Top of the Tumble tonight pic.twitter.com/UAMgq0bGzJ
— Dr Gareth Enticott (@GarethEnticott) May 1, 2014
The Tumble. Apparently the mecca of South Wales cycling, the spiritual home of hill climbing, the closest alpine ascent we've got. No wonder that the Tour of Britain will be finish on it in 2014. There's even a charity event where you can spend all day riding up and down it.
Pah! The Tumble is vastly overrated. It might be a relatively hard climb, but its not the best climb in South Wales. Here's five reasons why:
1. 10% for 6km? Ahem. At best, Strava gives 9% over 4.9km, or 8% for 5km. So its tough, but lets not exaggerate things. Moreover, the summit is in the wrong place. Really, the top of the climb is further on up the lane to the left of the summit which then descends down towards Llanover. There's a bit more climbing to do, but its not exactly steep. But then neither is pretty much the last kilometre of the main climb - its big ringable stuff. Maybe the climb is more like 3km at 10% - half of those official signs - but who'd be excited about that? Its hardly alpine territory.
2. The view. Where is it? Most of the climb - the steepest part - is along a hedgelined straight road. It feels claustrophobic and tedious, but it doesn't have the mystique of the forest section on Mont Ventoux. The lack of view makes uninspiring, a grind. Once over the cattle grid and out onto the moor things improve slightly. But for the most part the view is always behind you, and to the left there's no sense that you are scaling a high peak: there are no high craggy outcrops, scree slopes or cliff faces. The view back over the Usk valley from the top is good, but this comes at the start of the descent when you probably want to be concentrating on something else.
3. The road surface. Aargh. Not quite the Arenberg, but nowhere near the smooth slopes of a Tour de France climb. Again, the steepest bottom section is worst, or pretty much all of it when descending (see next point). If this is supposed to be the highlight of riding in Wales, lets have a decent road surface.
4. The descent. What descent? All good climbs need to go somewhere (see next point), but the descent to Blaenavon is innocuous and uneventful. If you want a good descent you need to turn around and go back the way you came (or use the lesser known narrow lanes down to Llanover - but that's less fun). Of the Tumble descent, its fast and dangerous, which some people may like. Personally, I'd prefer to go fast without taking too many risks, or as one Strava segment names the descent; "grow some balls". The cambering of the bends towards the top creates a kind of roller coaster effect as you straightline them. Towards the bottom, there's no room for error with the road hemmed in by hedges. The road surface doesnt help and makes braking for the bottom hairpin tricky. Incidentally, all good climbs/descents need a good hairpin. The Tumble has one, but its impossibly tight and steep that it makes it neither enjoyable going up or down.
5. The destination. Have you been to Blaenavon?
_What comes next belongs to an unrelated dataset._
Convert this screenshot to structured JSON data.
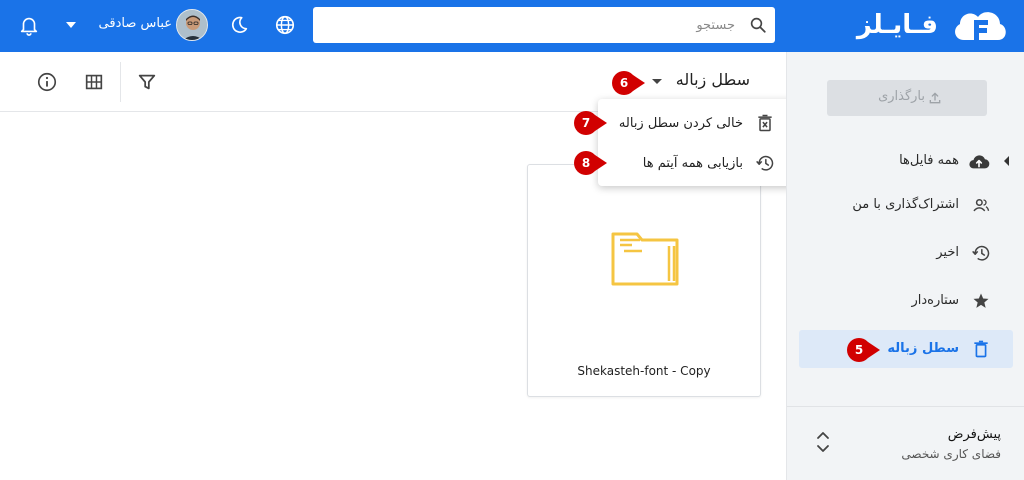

Actually its a world heritage site, home to the industrial revolution. The road is also quite an important route through to Pontypool which means its busy and not ideal for cyclists. But for cyclists the road doesn't really go anywhere: it doesnt link up to any other climbs. You can cut across to Brynmawr, or head back down towards Newport: either direction isn't particularly exciting. There's no secondary climb which would make the Tumble even tougher. Perhaps you could say the same of Ventoux, but at least with Ventoux the other side also offers another stiff test. The Tumble's asymmetry lets it down.
So what alternatives are there? Here's 3 choices:
1. Llangynidr Mountain. Personally I much prefer the climb up Llangynidr to the Tumble. The north face is 8% for 4.1kms, so not far off Tumble steepness. It has a view all the way up. It has a hairpin. And it has a proper descent, which you can climb back up. You could also ride over to the Tumble if you wanted. Im wondering why I didnt ride up it myself.
2. Bwlch/Rhigos/Maerdy. This is the classic combination. Bwlch, Rhigos and then Maerdy Mountain. The first two are less steep than the Tumble, coming in at around 5%. But they have hairpins, good road surfaces, a sense of being in the mountains and a view. Maerdy is even steeper. Coming out of Aberdare, it averages 9% over 3ks. The quick combination of these climbs make this ride pretty tough.
3. Ferndale - Llanwonno. Finally, my current favourite is the climb out of Ferndale to Llanwonno. Its only a narrow lane, but starts off with two alpinesque hairpins, the first with a huge retaining wall reminiscent of something you'd see on Alpe D'huez. The climb is in fits and starts, but you get a great view as you rise over the valley's communities below. Rows and rows of terraced housing are visible across the valley, the morning sun picking out the range of different colours. Its a great view. Then there's a technical but fun descent down through Llanwonno and either back to Pontypridd or to Ynysbwl. If you added this on to the back of the Bwlch/Rhigos and Maerdy, that would be some ride.